## GOAL OF THE EXERCISE
Find every line in the records below that contains "value", and copy it.
*** Opening of AVAILABLE DATA ***
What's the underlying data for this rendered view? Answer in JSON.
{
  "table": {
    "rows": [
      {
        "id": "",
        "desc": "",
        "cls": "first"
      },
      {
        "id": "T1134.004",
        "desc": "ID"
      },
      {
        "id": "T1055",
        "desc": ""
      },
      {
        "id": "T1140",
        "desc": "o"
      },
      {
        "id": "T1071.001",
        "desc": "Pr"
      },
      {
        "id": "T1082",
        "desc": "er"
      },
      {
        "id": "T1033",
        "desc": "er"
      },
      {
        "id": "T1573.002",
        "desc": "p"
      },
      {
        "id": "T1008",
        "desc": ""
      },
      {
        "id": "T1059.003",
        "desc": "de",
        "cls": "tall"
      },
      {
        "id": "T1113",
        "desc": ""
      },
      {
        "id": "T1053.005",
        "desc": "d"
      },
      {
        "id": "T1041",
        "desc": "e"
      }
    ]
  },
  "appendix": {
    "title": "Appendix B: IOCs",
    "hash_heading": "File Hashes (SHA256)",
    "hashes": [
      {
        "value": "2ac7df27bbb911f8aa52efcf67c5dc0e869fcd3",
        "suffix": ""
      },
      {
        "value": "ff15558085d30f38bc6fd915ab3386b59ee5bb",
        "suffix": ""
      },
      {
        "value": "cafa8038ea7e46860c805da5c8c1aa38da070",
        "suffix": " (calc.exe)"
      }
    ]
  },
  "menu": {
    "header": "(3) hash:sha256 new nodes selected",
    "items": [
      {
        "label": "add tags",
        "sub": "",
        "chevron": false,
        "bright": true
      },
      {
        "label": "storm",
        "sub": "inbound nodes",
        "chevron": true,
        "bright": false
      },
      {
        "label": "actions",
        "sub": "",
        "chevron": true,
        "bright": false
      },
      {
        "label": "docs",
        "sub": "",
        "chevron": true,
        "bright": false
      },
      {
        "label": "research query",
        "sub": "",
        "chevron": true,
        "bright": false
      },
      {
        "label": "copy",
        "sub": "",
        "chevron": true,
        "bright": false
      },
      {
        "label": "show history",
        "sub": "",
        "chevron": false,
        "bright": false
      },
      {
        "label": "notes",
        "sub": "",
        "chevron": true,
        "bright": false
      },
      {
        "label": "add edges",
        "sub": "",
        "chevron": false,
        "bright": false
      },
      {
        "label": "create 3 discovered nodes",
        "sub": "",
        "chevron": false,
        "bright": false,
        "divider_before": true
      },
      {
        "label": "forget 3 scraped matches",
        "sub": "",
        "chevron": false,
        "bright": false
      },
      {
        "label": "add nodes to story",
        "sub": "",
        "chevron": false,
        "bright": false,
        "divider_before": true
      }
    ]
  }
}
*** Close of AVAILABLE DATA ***
## TASK SOLUTION
        "value": "2ac7df27bbb911f8aa52efcf67c5dc0e869fcd3",
        "value": "ff15558085d30f38bc6fd915ab3386b59ee5bb",
        "value": "cafa8038ea7e46860c805da5c8c1aa38da070",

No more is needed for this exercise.